» **Problem**
Each line of the entries below that holds "describing" is needed, copied in full.
※ ※ ※
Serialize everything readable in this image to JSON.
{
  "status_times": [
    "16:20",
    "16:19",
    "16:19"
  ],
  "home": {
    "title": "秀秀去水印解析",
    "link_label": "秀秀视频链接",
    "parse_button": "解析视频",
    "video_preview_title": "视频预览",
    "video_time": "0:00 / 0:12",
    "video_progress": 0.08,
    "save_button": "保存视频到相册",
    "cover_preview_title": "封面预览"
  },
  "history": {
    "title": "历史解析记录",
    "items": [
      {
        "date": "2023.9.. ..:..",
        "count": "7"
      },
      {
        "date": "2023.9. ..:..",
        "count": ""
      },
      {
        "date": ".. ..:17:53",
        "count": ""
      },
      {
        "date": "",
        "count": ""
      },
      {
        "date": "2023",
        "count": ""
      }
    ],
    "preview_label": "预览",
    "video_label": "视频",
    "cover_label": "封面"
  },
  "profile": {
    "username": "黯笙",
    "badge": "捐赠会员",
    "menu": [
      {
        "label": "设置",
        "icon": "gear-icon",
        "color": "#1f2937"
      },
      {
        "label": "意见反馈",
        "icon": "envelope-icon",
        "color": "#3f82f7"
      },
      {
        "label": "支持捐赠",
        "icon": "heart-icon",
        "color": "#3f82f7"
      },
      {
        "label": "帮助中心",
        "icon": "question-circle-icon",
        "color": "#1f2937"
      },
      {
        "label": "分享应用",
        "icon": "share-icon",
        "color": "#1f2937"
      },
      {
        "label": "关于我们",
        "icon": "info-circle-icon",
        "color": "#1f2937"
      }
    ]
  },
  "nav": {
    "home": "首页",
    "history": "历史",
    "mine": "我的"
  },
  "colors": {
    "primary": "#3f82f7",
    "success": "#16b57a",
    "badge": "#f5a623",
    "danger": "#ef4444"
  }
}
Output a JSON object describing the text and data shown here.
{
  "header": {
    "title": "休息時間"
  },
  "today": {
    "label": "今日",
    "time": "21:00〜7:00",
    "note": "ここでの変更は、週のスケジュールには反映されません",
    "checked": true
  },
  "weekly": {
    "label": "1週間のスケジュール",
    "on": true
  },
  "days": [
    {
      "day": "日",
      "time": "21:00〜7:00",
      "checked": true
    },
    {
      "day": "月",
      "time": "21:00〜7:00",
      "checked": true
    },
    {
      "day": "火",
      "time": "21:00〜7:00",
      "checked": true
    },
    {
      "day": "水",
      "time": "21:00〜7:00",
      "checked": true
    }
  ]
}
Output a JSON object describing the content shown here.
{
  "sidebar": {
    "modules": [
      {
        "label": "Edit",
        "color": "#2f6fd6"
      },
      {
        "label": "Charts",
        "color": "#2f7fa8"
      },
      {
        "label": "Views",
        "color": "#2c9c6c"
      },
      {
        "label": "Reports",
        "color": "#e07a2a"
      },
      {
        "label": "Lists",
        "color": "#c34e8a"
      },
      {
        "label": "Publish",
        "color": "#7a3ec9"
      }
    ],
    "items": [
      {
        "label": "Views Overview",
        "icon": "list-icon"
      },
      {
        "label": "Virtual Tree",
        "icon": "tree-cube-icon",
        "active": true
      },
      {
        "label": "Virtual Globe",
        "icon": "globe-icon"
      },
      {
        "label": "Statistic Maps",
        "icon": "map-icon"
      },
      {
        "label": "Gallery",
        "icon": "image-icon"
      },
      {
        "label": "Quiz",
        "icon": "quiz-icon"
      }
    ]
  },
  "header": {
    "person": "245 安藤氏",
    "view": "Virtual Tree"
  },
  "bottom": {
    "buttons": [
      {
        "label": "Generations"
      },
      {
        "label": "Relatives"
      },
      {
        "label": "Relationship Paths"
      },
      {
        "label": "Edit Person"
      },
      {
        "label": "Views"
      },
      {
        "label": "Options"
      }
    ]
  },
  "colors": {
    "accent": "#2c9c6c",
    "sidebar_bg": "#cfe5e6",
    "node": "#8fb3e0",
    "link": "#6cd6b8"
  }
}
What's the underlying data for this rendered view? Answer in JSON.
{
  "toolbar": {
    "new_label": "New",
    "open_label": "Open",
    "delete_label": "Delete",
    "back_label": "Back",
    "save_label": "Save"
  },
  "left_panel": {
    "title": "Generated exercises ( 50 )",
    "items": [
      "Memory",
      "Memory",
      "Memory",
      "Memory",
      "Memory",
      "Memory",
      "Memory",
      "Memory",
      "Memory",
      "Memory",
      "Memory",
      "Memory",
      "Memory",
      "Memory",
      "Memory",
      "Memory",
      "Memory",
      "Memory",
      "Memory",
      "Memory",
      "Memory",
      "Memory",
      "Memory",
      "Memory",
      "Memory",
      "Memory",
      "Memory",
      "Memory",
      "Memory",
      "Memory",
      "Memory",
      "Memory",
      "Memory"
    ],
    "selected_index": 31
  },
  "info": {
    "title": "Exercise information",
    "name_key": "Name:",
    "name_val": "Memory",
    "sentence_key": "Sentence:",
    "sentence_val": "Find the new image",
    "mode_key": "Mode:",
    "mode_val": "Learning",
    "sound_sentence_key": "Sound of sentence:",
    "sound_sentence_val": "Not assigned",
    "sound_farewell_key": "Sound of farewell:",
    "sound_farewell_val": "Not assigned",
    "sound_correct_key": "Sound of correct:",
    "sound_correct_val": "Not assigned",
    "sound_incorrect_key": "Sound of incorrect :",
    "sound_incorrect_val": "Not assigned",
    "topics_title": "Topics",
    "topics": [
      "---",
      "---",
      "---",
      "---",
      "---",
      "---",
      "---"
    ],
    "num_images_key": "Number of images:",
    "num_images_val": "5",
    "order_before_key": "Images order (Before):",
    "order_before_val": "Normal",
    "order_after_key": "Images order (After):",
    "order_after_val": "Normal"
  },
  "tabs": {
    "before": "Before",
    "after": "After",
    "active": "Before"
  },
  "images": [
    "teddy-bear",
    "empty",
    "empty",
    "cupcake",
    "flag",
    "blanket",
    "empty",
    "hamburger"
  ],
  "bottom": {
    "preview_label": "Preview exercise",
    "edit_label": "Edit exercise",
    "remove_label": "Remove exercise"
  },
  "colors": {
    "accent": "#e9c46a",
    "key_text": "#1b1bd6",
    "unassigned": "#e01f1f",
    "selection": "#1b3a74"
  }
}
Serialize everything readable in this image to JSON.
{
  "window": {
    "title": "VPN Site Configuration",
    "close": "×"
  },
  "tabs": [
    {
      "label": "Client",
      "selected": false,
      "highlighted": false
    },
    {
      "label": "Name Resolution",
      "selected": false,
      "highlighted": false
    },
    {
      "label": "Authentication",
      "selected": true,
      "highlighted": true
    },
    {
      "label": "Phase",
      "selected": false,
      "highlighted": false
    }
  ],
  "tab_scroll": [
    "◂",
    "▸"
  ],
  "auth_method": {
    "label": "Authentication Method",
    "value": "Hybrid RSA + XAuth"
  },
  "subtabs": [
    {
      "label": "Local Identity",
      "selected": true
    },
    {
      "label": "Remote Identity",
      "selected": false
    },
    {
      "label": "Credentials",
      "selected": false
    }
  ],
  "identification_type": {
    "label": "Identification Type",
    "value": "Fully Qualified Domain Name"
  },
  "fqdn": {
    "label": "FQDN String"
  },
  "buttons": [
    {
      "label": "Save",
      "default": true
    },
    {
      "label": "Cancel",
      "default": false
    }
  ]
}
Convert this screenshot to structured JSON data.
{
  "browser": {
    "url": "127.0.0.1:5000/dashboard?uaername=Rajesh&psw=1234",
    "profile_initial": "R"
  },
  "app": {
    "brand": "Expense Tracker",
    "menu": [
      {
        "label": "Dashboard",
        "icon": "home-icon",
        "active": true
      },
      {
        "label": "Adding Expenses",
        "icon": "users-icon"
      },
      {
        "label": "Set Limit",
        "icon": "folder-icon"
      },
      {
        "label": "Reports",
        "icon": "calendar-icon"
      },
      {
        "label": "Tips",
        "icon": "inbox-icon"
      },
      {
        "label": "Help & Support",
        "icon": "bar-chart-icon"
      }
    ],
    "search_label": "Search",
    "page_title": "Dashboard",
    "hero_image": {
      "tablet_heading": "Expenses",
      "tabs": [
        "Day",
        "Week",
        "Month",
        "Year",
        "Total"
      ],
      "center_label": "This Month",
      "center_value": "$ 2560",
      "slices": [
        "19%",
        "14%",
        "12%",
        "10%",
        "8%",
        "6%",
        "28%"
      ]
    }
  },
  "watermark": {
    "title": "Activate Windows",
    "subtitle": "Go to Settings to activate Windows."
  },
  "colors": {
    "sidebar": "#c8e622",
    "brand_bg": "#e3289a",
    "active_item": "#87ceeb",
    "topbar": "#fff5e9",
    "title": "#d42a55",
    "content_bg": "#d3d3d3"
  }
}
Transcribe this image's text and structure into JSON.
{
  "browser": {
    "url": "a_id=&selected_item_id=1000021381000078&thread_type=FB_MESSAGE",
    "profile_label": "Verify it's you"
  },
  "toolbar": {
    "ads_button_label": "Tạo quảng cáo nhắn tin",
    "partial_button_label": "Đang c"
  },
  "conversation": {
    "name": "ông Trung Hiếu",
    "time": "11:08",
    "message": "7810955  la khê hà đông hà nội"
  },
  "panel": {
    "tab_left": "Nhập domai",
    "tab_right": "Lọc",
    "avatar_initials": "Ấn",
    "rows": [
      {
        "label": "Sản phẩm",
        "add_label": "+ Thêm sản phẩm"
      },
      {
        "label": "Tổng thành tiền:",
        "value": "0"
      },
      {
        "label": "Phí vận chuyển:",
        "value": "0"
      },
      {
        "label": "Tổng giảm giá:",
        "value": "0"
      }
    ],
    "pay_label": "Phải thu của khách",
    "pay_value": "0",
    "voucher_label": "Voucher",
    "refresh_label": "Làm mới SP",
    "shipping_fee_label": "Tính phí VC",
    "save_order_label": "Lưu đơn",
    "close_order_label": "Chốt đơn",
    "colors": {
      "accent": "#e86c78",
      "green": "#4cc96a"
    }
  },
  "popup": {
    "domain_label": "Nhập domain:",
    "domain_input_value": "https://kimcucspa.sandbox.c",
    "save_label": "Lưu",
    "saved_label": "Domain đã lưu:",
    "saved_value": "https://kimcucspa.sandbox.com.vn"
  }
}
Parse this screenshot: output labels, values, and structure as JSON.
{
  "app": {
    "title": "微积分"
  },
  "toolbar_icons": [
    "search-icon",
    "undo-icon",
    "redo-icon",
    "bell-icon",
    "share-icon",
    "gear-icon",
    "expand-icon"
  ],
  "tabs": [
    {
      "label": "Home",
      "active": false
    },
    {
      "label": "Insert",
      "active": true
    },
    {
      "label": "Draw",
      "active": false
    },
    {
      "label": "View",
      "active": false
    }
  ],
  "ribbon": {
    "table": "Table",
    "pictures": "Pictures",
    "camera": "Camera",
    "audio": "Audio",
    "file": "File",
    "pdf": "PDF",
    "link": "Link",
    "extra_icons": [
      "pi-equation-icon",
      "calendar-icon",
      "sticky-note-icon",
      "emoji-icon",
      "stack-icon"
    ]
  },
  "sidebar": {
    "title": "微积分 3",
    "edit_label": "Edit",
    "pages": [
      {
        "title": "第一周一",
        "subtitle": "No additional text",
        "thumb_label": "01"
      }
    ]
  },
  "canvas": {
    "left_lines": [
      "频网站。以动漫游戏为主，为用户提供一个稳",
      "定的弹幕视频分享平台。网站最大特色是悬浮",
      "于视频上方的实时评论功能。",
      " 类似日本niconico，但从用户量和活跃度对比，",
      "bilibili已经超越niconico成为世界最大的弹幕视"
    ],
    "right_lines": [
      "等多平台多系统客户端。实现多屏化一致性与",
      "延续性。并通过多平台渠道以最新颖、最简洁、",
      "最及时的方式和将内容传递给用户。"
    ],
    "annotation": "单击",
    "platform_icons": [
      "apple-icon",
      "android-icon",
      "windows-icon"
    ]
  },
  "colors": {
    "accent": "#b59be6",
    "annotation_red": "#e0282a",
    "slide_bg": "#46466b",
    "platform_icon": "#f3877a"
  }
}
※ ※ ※
» **Answer to the exercise**
Output a JSON object describing the text and data shown here.
Output a JSON object describing the content shown here.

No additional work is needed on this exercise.